Pop quiz! What is the most important resource to a nonprofit organization?
You thought I was going to say the contributions, didn’t you? While that might be what supports the mission of the organization, where would the organization be without the development department raising those contributions, the finance team making sure your tight budget is met and the CEO making sure the programs align with the mission?
Most nonprofits are challenged to be creative because they are expected to do so much but with fewer resources. This results in many employees having to wear different hats or perform multiple functions to the organization outside their main title. Adopting lean, efficient techniques is a way this can successfully be done without putting a strain on that most important resource.
The Lean Six Sigma concept looks at the value provided by an organization. This approach helps you pinpoint and eliminate the non-value-added steps, processes and inefficiencies. It requires the entire team’s buy-in, not just top management’s efforts, to see success. There are five steps to this method:
- Define the problem.
- Measure or quantify the problem.
- Identify the cause of the problem.
- Implement and verify a solution.
- Maintain the solution.
Here is a fictional, yet realistic, example. A nonprofit organization has both a development department and a finance department. They receive a lot of non-cash donations every year, typically received by development. The finance team tries to get an accurate listing to record on their books, yet things are often missed since communication is inconsistent through email or even sticky notes.
They learned and applied the Six Sigma Steps listed above. The defined problem is lack of a formal process for recording non-cash donations while the measurement is the non-cash donations that went unrecorded in the past as well as the people’s time wasted trying to ensure it does not get missed.

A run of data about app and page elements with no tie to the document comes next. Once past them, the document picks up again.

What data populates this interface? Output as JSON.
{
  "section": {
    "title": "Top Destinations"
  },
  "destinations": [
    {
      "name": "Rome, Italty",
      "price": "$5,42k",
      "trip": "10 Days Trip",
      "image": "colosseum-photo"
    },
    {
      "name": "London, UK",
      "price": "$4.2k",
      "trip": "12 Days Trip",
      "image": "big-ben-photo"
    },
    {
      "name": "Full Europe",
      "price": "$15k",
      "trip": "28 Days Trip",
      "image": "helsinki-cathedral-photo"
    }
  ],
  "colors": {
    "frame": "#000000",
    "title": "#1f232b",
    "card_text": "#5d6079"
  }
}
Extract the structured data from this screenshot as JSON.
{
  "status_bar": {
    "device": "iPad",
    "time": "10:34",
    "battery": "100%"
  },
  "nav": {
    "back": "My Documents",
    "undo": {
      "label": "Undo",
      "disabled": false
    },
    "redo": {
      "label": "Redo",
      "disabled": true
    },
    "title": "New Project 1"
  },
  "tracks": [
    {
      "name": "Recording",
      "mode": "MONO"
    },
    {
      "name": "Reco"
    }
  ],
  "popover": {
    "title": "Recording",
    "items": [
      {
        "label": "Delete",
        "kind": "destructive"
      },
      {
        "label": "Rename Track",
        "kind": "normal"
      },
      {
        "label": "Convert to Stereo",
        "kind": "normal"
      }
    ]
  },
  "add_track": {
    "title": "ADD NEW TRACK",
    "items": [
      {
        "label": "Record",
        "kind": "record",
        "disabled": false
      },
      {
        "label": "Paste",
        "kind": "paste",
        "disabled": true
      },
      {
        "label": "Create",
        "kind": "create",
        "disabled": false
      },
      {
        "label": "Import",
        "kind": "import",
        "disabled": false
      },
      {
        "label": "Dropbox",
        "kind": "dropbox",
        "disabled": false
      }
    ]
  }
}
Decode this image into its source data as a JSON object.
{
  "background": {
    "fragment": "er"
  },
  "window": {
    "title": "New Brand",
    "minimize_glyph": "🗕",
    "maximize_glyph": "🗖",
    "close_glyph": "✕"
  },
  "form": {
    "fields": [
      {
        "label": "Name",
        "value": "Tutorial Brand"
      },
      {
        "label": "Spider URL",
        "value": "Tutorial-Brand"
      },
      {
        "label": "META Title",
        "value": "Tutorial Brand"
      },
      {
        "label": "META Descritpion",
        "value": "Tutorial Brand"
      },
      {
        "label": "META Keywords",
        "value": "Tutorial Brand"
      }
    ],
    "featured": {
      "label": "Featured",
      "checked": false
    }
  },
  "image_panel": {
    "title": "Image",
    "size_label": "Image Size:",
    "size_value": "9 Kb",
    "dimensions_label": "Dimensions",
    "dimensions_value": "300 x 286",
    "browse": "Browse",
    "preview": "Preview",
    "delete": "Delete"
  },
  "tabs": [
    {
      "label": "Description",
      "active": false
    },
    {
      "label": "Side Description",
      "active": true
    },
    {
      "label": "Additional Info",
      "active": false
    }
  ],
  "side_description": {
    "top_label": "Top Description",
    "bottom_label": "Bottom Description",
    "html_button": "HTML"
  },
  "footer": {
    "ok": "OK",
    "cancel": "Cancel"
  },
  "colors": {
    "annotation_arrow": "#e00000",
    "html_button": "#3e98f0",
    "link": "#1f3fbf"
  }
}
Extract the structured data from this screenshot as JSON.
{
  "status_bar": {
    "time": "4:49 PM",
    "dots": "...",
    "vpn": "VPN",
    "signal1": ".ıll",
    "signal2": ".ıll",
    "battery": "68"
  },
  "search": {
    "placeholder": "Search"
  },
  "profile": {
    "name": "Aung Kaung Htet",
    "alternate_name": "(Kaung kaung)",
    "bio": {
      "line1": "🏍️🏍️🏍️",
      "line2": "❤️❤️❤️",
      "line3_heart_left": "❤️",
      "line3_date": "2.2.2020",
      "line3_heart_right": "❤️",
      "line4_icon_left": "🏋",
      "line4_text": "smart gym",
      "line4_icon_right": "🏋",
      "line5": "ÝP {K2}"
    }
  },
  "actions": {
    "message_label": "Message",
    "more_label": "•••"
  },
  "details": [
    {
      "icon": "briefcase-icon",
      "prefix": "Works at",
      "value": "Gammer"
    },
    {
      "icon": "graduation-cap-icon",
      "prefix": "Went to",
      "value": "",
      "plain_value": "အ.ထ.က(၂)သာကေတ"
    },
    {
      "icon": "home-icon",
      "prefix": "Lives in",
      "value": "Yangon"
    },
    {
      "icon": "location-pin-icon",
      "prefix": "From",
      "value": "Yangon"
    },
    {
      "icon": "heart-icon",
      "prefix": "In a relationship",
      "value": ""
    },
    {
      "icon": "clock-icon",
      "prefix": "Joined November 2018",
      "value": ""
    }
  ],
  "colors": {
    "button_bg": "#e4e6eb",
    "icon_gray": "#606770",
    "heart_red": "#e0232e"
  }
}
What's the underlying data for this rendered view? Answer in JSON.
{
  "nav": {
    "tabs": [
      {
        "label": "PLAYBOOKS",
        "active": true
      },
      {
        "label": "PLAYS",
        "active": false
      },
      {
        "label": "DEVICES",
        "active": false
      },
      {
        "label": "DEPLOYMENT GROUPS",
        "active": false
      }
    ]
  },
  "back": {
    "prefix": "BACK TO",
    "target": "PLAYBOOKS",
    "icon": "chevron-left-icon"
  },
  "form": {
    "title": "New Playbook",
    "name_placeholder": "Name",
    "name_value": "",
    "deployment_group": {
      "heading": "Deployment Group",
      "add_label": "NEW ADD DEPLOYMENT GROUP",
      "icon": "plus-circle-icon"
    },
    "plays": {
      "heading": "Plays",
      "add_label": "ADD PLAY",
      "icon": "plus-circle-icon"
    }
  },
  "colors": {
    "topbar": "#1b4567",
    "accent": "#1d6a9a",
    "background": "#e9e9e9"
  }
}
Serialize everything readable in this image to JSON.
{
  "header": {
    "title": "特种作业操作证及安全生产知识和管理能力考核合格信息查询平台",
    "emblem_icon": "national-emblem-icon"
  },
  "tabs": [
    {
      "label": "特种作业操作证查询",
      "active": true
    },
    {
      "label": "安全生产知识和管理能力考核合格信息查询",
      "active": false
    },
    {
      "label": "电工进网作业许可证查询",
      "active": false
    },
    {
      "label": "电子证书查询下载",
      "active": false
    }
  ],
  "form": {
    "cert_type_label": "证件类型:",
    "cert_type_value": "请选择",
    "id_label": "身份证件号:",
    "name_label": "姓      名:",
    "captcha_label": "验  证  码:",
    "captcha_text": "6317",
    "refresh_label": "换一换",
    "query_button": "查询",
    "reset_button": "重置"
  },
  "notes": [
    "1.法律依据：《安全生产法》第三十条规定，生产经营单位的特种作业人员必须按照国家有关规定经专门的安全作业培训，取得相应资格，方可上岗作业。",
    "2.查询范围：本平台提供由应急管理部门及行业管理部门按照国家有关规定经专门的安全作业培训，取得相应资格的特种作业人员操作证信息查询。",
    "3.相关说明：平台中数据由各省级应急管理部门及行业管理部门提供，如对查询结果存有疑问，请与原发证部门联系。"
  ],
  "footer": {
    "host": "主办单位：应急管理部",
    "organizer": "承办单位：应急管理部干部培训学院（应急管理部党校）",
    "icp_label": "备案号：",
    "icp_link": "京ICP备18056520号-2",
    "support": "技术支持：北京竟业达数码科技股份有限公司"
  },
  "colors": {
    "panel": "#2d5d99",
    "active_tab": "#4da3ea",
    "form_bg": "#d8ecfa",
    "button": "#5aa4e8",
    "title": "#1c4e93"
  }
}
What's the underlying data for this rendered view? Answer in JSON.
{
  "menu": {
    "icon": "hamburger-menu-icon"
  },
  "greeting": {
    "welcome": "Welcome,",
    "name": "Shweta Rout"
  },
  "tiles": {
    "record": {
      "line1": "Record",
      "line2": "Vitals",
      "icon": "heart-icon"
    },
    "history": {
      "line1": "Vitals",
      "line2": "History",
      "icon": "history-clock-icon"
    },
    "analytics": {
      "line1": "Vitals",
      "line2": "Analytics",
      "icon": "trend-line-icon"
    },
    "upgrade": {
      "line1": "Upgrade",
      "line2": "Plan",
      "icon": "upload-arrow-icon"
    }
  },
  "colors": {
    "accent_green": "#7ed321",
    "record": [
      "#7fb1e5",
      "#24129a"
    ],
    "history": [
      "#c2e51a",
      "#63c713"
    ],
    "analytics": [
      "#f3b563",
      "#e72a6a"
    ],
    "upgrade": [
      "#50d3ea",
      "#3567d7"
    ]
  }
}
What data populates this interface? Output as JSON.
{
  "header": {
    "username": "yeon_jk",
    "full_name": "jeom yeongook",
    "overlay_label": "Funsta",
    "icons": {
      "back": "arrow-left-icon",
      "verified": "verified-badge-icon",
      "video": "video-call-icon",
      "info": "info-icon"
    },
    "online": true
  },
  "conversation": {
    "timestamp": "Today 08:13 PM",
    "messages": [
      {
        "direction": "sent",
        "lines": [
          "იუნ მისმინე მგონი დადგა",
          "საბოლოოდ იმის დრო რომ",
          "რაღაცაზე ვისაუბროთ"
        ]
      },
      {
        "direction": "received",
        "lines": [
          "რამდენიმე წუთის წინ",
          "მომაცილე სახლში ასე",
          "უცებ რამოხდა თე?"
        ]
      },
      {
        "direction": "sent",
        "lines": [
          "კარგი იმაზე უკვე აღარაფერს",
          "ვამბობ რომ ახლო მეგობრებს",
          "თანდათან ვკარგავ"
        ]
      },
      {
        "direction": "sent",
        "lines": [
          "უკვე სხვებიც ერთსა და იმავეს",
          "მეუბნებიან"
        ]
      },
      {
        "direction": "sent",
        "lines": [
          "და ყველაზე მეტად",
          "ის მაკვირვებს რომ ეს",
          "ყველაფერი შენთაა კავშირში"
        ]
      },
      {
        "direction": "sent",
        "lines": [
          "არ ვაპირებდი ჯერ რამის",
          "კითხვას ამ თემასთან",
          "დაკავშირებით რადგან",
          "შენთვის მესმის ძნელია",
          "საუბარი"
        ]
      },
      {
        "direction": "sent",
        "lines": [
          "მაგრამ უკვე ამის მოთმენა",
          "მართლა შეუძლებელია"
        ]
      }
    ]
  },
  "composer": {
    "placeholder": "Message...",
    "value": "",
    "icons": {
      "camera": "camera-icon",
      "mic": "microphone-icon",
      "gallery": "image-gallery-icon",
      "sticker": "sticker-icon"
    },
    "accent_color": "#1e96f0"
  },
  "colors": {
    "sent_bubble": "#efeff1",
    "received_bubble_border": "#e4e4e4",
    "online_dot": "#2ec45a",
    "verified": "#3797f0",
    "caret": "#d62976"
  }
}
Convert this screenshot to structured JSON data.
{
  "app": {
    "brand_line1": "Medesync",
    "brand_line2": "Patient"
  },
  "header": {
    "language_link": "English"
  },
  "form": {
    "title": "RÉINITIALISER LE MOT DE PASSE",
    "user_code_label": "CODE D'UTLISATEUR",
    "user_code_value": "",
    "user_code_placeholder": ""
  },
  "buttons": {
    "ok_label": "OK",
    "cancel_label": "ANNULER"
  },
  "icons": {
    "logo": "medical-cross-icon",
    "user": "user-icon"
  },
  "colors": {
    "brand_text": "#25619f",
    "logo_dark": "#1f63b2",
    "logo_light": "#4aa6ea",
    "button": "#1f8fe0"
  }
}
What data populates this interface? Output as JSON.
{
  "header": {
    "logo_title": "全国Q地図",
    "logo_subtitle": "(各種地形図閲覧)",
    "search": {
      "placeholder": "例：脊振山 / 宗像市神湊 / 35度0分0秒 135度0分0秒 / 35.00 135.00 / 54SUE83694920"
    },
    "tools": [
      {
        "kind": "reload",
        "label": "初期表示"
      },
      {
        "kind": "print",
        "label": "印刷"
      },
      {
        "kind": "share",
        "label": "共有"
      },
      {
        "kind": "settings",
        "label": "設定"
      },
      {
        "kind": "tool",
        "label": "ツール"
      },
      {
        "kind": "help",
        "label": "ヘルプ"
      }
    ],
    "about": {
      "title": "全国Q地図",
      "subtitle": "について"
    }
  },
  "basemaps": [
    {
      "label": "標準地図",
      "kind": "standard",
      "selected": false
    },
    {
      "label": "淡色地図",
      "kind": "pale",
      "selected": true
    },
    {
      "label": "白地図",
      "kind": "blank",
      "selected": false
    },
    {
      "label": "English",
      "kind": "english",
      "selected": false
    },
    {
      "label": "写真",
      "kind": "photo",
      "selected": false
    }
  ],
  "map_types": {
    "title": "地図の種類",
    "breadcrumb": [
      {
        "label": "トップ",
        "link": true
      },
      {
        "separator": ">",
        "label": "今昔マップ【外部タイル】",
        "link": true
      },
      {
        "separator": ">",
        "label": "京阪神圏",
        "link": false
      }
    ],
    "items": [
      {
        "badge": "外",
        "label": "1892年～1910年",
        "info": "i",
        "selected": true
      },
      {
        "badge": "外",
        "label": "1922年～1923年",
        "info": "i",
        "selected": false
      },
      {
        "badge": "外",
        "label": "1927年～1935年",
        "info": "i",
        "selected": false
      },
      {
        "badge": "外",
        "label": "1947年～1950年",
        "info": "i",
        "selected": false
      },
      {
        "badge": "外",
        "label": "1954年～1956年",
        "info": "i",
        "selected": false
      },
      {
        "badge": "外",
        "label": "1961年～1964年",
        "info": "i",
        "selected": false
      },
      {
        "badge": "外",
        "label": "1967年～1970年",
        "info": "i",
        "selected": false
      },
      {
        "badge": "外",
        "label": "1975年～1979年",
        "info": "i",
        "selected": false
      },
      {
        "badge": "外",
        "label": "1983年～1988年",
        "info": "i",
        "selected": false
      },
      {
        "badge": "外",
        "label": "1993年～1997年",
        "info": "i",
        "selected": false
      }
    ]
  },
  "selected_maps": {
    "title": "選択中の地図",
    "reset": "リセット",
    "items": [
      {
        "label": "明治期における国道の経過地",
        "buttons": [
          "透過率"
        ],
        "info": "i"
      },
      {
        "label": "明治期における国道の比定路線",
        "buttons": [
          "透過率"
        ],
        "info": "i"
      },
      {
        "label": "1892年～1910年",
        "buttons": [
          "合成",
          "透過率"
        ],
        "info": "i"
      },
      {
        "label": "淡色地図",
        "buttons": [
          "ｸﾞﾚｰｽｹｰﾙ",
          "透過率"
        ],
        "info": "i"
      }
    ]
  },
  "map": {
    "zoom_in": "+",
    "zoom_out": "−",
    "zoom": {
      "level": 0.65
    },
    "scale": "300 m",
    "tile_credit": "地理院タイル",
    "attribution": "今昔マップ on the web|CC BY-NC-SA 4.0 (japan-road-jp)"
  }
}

After analyzing the cause of the problem, they decided they needed to improve the communication between development and finance. They implemented a new process that included the development team completing a form when the item is received that is then sent directly to one person in accounting via email that includes the necessary information finance needs to record the non-cash donation. Then, the head of the finance team compares reports from the development’s contribution tracking system to their general ledger to ensure the process was working and maintained.
In conclusion, even little changes can be made to vastly improve processes, and utilizes the steps provided by Six Sigma can help.